**To do:**
Every entry must appear in the answer exactly as it does here.

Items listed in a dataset

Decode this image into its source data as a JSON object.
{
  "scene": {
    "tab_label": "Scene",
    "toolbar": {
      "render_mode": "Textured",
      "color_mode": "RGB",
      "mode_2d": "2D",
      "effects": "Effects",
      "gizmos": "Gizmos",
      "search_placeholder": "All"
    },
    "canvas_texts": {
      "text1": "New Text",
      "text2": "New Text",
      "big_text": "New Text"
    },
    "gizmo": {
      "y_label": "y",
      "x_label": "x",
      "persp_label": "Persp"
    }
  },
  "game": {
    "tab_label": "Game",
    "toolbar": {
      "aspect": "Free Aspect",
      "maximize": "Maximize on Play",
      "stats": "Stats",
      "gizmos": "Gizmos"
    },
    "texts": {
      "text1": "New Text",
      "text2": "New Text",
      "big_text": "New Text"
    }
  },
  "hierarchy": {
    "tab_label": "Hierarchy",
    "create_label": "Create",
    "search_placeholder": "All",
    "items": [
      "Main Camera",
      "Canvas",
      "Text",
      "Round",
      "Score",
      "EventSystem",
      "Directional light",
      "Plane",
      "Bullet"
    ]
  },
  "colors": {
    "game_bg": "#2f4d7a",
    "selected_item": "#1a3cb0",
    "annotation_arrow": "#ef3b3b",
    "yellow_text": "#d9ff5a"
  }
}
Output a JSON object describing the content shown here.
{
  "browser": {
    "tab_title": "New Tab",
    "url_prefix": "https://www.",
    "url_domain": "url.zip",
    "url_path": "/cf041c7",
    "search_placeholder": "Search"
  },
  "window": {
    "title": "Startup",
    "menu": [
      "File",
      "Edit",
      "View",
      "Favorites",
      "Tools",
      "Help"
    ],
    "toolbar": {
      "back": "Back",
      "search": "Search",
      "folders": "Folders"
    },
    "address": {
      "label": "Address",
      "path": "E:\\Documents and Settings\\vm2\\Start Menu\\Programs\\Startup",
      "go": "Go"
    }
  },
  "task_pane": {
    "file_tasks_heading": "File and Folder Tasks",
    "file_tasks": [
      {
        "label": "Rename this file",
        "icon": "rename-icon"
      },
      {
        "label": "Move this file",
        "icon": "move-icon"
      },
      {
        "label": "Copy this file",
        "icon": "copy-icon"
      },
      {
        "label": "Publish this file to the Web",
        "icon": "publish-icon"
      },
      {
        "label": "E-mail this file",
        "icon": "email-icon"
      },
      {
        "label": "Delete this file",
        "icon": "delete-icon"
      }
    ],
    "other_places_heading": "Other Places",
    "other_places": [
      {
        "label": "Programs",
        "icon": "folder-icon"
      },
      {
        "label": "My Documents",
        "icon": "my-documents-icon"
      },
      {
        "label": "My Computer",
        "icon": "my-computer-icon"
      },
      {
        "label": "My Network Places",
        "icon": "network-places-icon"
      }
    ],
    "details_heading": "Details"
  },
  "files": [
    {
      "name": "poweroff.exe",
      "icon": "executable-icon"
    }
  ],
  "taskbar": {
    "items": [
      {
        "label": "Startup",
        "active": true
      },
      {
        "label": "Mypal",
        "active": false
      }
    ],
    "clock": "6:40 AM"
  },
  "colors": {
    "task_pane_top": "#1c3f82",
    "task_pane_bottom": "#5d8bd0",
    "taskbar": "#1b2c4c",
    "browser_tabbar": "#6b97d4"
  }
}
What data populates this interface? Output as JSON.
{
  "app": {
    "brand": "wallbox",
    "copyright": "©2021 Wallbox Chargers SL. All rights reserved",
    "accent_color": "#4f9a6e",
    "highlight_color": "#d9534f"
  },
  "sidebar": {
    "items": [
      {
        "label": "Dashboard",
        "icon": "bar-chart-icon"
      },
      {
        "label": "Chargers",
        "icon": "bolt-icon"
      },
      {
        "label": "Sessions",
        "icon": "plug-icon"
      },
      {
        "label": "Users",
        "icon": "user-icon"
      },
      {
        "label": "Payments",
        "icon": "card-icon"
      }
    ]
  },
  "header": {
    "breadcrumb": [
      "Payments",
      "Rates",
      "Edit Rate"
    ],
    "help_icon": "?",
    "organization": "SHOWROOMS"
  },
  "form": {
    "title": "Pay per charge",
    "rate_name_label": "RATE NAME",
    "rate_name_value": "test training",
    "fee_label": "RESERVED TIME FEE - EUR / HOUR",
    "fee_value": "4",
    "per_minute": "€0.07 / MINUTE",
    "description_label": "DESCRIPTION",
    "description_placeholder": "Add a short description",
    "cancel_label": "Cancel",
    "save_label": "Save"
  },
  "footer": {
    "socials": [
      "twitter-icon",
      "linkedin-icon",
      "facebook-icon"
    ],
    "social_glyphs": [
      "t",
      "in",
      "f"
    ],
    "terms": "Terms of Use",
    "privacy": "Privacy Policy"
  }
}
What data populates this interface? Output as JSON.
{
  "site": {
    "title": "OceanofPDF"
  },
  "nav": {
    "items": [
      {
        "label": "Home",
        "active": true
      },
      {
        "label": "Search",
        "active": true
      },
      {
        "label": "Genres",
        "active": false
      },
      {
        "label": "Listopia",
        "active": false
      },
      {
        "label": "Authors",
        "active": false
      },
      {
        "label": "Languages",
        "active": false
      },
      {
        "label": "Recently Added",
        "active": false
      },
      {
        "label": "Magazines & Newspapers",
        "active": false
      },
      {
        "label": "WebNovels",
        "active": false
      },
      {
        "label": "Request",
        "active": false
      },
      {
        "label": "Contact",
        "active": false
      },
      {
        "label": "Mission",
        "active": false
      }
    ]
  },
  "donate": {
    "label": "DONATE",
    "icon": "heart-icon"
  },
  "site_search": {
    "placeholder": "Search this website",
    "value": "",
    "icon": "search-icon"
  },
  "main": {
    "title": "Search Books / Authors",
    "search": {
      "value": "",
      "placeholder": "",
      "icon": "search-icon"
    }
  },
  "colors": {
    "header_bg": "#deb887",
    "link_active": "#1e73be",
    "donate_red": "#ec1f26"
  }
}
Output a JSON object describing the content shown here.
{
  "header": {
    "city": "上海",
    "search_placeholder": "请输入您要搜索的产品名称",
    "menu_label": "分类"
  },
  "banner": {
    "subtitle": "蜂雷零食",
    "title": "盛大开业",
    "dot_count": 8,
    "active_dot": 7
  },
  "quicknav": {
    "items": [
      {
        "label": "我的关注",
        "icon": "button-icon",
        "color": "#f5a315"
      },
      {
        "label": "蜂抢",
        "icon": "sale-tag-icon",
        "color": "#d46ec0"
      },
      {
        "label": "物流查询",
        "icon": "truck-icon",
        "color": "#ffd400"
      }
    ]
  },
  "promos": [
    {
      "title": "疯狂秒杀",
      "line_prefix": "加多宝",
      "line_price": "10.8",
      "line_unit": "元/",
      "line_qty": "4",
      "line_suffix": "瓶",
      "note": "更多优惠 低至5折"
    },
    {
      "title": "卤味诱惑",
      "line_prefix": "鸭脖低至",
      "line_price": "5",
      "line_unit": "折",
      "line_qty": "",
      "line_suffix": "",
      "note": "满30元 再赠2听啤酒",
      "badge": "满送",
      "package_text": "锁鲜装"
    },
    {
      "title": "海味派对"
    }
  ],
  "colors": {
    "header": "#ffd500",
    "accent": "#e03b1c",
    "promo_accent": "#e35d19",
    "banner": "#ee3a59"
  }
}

**Completed task:**
Decode this image into its source data as a JSON object.
{
  "scene": {
    "tab_label": "Scene",
    "toolbar": {
      "render_mode": "Textured",
      "color_mode": "RGB",
      "mode_2d": "2D",
      "effects": "Effects",
      "gizmos": "Gizmos",
      "search_placeholder": "All"
    },
    "canvas_texts": {
      "text1": "New Text",
      "text2": "New Text",
      "big_text": "New Text"
    },
    "gizmo": {
      "y_label": "y",
      "x_label": "x",
      "persp_label": "Persp"
    }
  },
  "game": {
    "tab_label": "Game",
    "toolbar": {
      "aspect": "Free Aspect",
      "maximize": "Maximize on Play",
      "stats": "Stats",
      "gizmos": "Gizmos"
    },
    "texts": {
      "text1": "New Text",
      "text2": "New Text",
      "big_text": "New Text"
    }
  },
  "hierarchy": {
    "tab_label": "Hierarchy",
    "create_label": "Create",
    "search_placeholder": "All",
    "items": [
      "Main Camera",
      "Canvas",
      "Text",
      "Round",
      "Score",
      "EventSystem",
      "Directional light",
      "Plane",
      "Bullet"
    ]
  },
  "colors": {
    "game_bg": "#2f4d7a",
    "selected_item": "#1a3cb0",
    "annotation_arrow": "#ef3b3b",
    "yellow_text": "#d9ff5a"
  }
}
Output a JSON object describing the content shown here.
{
  "browser": {
    "tab_title": "New Tab",
    "url_prefix": "https://www.",
    "url_domain": "url.zip",
    "url_path": "/cf041c7",
    "search_placeholder": "Search"
  },
  "window": {
    "title": "Startup",
    "menu": [
      "File",
      "Edit",
      "View",
      "Favorites",
      "Tools",
      "Help"
    ],
    "toolbar": {
      "back": "Back",
      "search": "Search",
      "folders": "Folders"
    },
    "address": {
      "label": "Address",
      "path": "E:\\Documents and Settings\\vm2\\Start Menu\\Programs\\Startup",
      "go": "Go"
    }
  },
  "task_pane": {
    "file_tasks_heading": "File and Folder Tasks",
    "file_tasks": [
      {
        "label": "Rename this file",
        "icon": "rename-icon"
      },
      {
        "label": "Move this file",
        "icon": "move-icon"
      },
      {
        "label": "Copy this file",
        "icon": "copy-icon"
      },
      {
        "label": "Publish this file to the Web",
        "icon": "publish-icon"
      },
      {
        "label": "E-mail this file",
        "icon": "email-icon"
      },
      {
        "label": "Delete this file",
        "icon": "delete-icon"
      }
    ],
    "other_places_heading": "Other Places",
    "other_places": [
      {
        "label": "Programs",
        "icon": "folder-icon"
      },
      {
        "label": "My Documents",
        "icon": "my-documents-icon"
      },
      {
        "label": "My Computer",
        "icon": "my-computer-icon"
      },
      {
        "label": "My Network Places",
        "icon": "network-places-icon"
      }
    ],
    "details_heading": "Details"
  },
  "files": [
    {
      "name": "poweroff.exe",
      "icon": "executable-icon"
    }
  ],
  "taskbar": {
    "items": [
      {
        "label": "Startup",
        "active": true
      },
      {
        "label": "Mypal",
        "active": false
      }
    ],
    "clock": "6:40 AM"
  },
  "colors": {
    "task_pane_top": "#1c3f82",
    "task_pane_bottom": "#5d8bd0",
    "taskbar": "#1b2c4c",
    "browser_tabbar": "#6b97d4"
  }
}
What data populates this interface? Output as JSON.
{
  "app": {
    "brand": "wallbox",
    "copyright": "©2021 Wallbox Chargers SL. All rights reserved",
    "accent_color": "#4f9a6e",
    "highlight_color": "#d9534f"
  },
  "sidebar": {
    "items": [
      {
        "label": "Dashboard",
        "icon": "bar-chart-icon"
      },
      {
        "label": "Chargers",
        "icon": "bolt-icon"
      },
      {
        "label": "Sessions",
        "icon": "plug-icon"
      },
      {
        "label": "Users",
        "icon": "user-icon"
      },
      {
        "label": "Payments",
        "icon": "card-icon"
      }
    ]
  },
  "header": {
    "breadcrumb": [
      "Payments",
      "Rates",
      "Edit Rate"
    ],
    "help_icon": "?",
    "organization": "SHOWROOMS"
  },
  "form": {
    "title": "Pay per charge",
    "rate_name_label": "RATE NAME",
    "rate_name_value": "test training",
    "fee_label": "RESERVED TIME FEE - EUR / HOUR",
    "fee_value": "4",
    "per_minute": "€0.07 / MINUTE",
    "description_label": "DESCRIPTION",
    "description_placeholder": "Add a short description",
    "cancel_label": "Cancel",
    "save_label": "Save"
  },
  "footer": {
    "socials": [
      "twitter-icon",
      "linkedin-icon",
      "facebook-icon"
    ],
    "social_glyphs": [
      "t",
      "in",
      "f"
    ],
    "terms": "Terms of Use",
    "privacy": "Privacy Policy"
  }
}
What data populates this interface? Output as JSON.
{
  "site": {
    "title": "OceanofPDF"
  },
  "nav": {
    "items": [
      {
        "label": "Home",
        "active": true
      },
      {
        "label": "Search",
        "active": true
      },
      {
        "label": "Genres",
        "active": false
      },
      {
        "label": "Listopia",
        "active": false
      },
      {
        "label": "Authors",
        "active": false
      },
      {
        "label": "Languages",
        "active": false
      },
      {
        "label": "Recently Added",
        "active": false
      },
      {
        "label": "Magazines & Newspapers",
        "active": false
      },
      {
        "label": "WebNovels",
        "active": false
      },
      {
        "label": "Request",
        "active": false
      },
      {
        "label": "Contact",
        "active": false
      },
      {
        "label": "Mission",
        "active": false
      }
    ]
  },
  "donate": {
    "label": "DONATE",
    "icon": "heart-icon"
  },
  "site_search": {
    "placeholder": "Search this website",
    "value": "",
    "icon": "search-icon"
  },
  "main": {
    "title": "Search Books / Authors",
    "search": {
      "value": "",
      "placeholder": "",
      "icon": "search-icon"
    }
  },
  "colors": {
    "header_bg": "#deb887",
    "link_active": "#1e73be",
    "donate_red": "#ec1f26"
  }
}
Output a JSON object describing the content shown here.
{
  "header": {
    "city": "上海",
    "search_placeholder": "请输入您要搜索的产品名称",
    "menu_label": "分类"
  },
  "banner": {
    "subtitle": "蜂雷零食",
    "title": "盛大开业",
    "dot_count": 8,
    "active_dot": 7
  },
  "quicknav": {
    "items": [
      {
        "label": "我的关注",
        "icon": "button-icon",
        "color": "#f5a315"
      },
      {
        "label": "蜂抢",
        "icon": "sale-tag-icon",
        "color": "#d46ec0"
      },
      {
        "label": "物流查询",
        "icon": "truck-icon",
        "color": "#ffd400"
      }
    ]
  },
  "promos": [
    {
      "title": "疯狂秒杀",
      "line_prefix": "加多宝",
      "line_price": "10.8",
      "line_unit": "元/",
      "line_qty": "4",
      "line_suffix": "瓶",
      "note": "更多优惠 低至5折"
    },
    {
      "title": "卤味诱惑",
      "line_prefix": "鸭脖低至",
      "line_price": "5",
      "line_unit": "折",
      "line_qty": "",
      "line_suffix": "",
      "note": "满30元 再赠2听啤酒",
      "badge": "满送",
      "package_text": "锁鲜装"
    },
    {
      "title": "海味派对"
    }
  ],
  "colors": {
    "header": "#ffd500",
    "accent": "#e03b1c",
    "promo_accent": "#e35d19",
    "banner": "#ee3a59"
  }
}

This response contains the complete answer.